WASHINGTON — The Arkansas State Department of Education has formally requested a waiver from key provisions of No Child Left Behind law.

WASHINGTON — The Arkansas State Department of Education has formally requested a waiver from key provisions of No Child Left Behind law.

Twenty-six states and the District of Columbia submitted requests for waivers by Tuesday’s deadline, according to the U.S. Department of Education.

If a waiver is granted, Arkansas would be able to:

• Set performance targets based on whether students graduate from high school ready for college and a career rather than having to meet NCLB’s 2014 deadline based on arbitrary targets for proficiency.

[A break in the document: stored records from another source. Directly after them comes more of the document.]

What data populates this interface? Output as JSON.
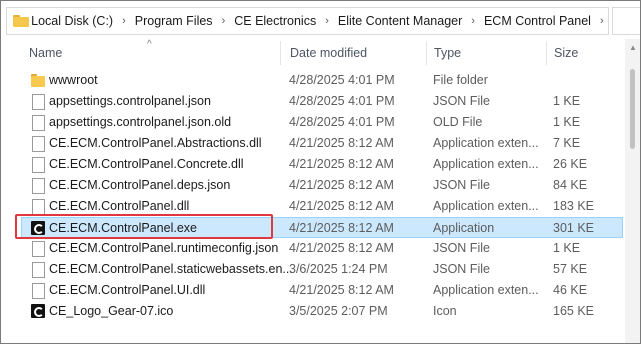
{
  "breadcrumb": {
    "chevrons": "«",
    "items": [
      "Local Disk (C:)",
      "Program Files",
      "CE Electronics",
      "Elite Content Manager",
      "ECM Control Panel"
    ]
  },
  "columns": {
    "name": "Name",
    "date": "Date modified",
    "type": "Type",
    "size": "Size",
    "sort_indicator": "^"
  },
  "files": [
    {
      "name": "wwwroot",
      "date": "4/28/2025 4:01 PM",
      "type": "File folder",
      "size": "",
      "icon": "folder-icon"
    },
    {
      "name": "appsettings.controlpanel.json",
      "date": "4/28/2025 4:01 PM",
      "type": "JSON File",
      "size": "1 KE",
      "icon": "file-icon"
    },
    {
      "name": "appsettings.controlpanel.json.old",
      "date": "4/28/2025 4:01 PM",
      "type": "OLD File",
      "size": "1 KE",
      "icon": "file-icon"
    },
    {
      "name": "CE.ECM.ControlPanel.Abstractions.dll",
      "date": "4/21/2025 8:12 AM",
      "type": "Application exten...",
      "size": "7 KE",
      "icon": "file-icon"
    },
    {
      "name": "CE.ECM.ControlPanel.Concrete.dll",
      "date": "4/21/2025 8:12 AM",
      "type": "Application exten...",
      "size": "26 KE",
      "icon": "file-icon"
    },
    {
      "name": "CE.ECM.ControlPanel.deps.json",
      "date": "4/21/2025 8:12 AM",
      "type": "JSON File",
      "size": "84 KE",
      "icon": "file-icon"
    },
    {
      "name": "CE.ECM.ControlPanel.dll",
      "date": "4/21/2025 8:12 AM",
      "type": "Application exten...",
      "size": "183 KE",
      "icon": "file-icon"
    },
    {
      "name": "CE.ECM.ControlPanel.exe",
      "date": "4/21/2025 8:12 AM",
      "type": "Application",
      "size": "301 KE",
      "icon": "app-icon",
      "selected": true
    },
    {
      "name": "CE.ECM.ControlPanel.runtimeconfig.json",
      "date": "4/21/2025 8:12 AM",
      "type": "JSON File",
      "size": "1 KE",
      "icon": "file-icon"
    },
    {
      "name": "CE.ECM.ControlPanel.staticwebassets.en...",
      "date": "3/6/2025 1:24 PM",
      "type": "JSON File",
      "size": "57 KE",
      "icon": "file-icon"
    },
    {
      "name": "CE.ECM.ControlPanel.UI.dll",
      "date": "4/21/2025 8:12 AM",
      "type": "Application exten...",
      "size": "46 KE",
      "icon": "file-icon"
    },
    {
      "name": "CE_Logo_Gear-07.ico",
      "date": "3/5/2025 2:07 PM",
      "type": "Icon",
      "size": "165 KE",
      "icon": "app-icon"
    }
  ],
  "colors": {
    "selection": "#cce8ff",
    "highlight_border": "#e0383e",
    "folder": "#f7c94f"
  }
}
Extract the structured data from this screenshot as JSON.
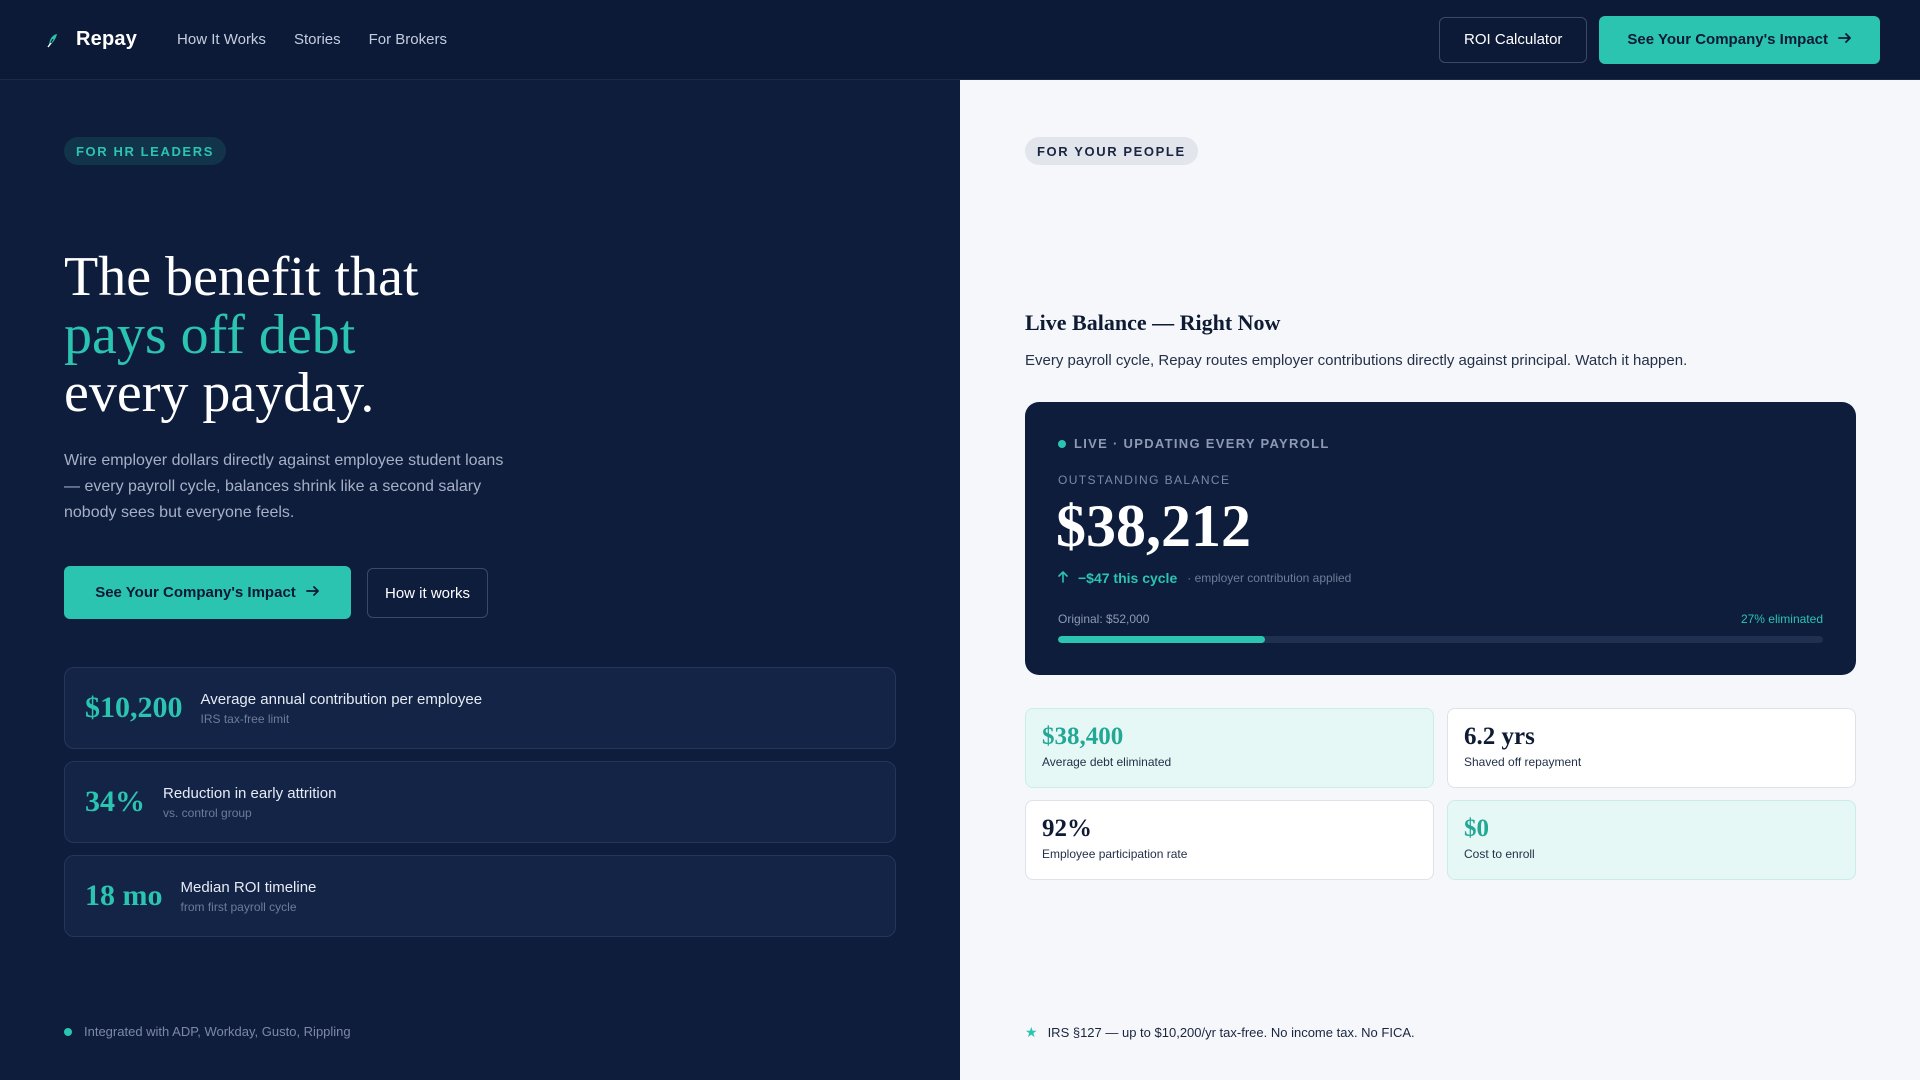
{
  "nav": {
    "brand": "Repay",
    "links": [
      "How It Works",
      "Stories",
      "For Brokers"
    ],
    "roi_button": "ROI Calculator",
    "cta_button": "See Your Company's Impact"
  },
  "left": {
    "pill": "FOR HR LEADERS",
    "title_line1": "The benefit that",
    "title_line2": "pays off debt",
    "title_line3": "every payday.",
    "description": "Wire employer dollars directly against employee student loans — every payroll cycle, balances shrink like a second salary nobody sees but everyone feels.",
    "cta_primary": "See Your Company's Impact",
    "cta_secondary": "How it works",
    "stats": [
      {
        "value": "$10,200",
        "label": "Average annual contribution per employee",
        "sub": "IRS tax-free limit"
      },
      {
        "value": "34%",
        "label": "Reduction in early attrition",
        "sub": "vs. control group"
      },
      {
        "value": "18 mo",
        "label": "Median ROI timeline",
        "sub": "from first payroll cycle"
      }
    ],
    "integrations": "Integrated with ADP, Workday, Gusto, Rippling"
  },
  "right": {
    "pill": "FOR YOUR PEOPLE",
    "live_title": "Live Balance — Right Now",
    "live_desc": "Every payroll cycle, Repay routes employer contributions directly against principal. Watch it happen.",
    "card": {
      "badge": "LIVE · UPDATING EVERY PAYROLL",
      "balance_label": "OUTSTANDING BALANCE",
      "balance": "$38,212",
      "delta": "−$47 this cycle",
      "delta_sub": "· employer contribution applied",
      "original": "Original: $52,000",
      "eliminated": "27% eliminated",
      "progress_fraction": 0.27
    },
    "mini_stats": [
      {
        "value": "$38,400",
        "label": "Average debt eliminated"
      },
      {
        "value": "6.2 yrs",
        "label": "Shaved off repayment"
      },
      {
        "value": "92%",
        "label": "Employee participation rate"
      },
      {
        "value": "$0",
        "label": "Cost to enroll"
      }
    ],
    "irs_note": "IRS §127 — up to $10,200/yr tax-free. No income tax. No FICA."
  },
  "colors": {
    "navy": "#0e1d3c",
    "teal": "#2bc4b0",
    "light_bg": "#f5f7fa"
  },
  "icons": {
    "brand": "leaf-icon",
    "arrow": "arrow-right-icon",
    "up": "arrow-up-icon",
    "star": "star-icon"
  }
}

• Design locally tailored interventions to help students achieve instead of one-size-fits-all remedies prescribed at the federal level.

• Be free to emphasize student growth and progress using multiple measures rather than just test scores.

• Have more flexibility in how they spend federal funds to benefit students.

“The best ideas to meet the needs of individual students are going to come from the local level,” said U.S. Secretary of Education Arne Duncan. “Like the first round of waiver applicants, these plans will protect children, raise the bar and give states the freedom to implement reforms that improve student achievement.”

Eleven states have already received waivers. A decision on the new applicants should come later this spring.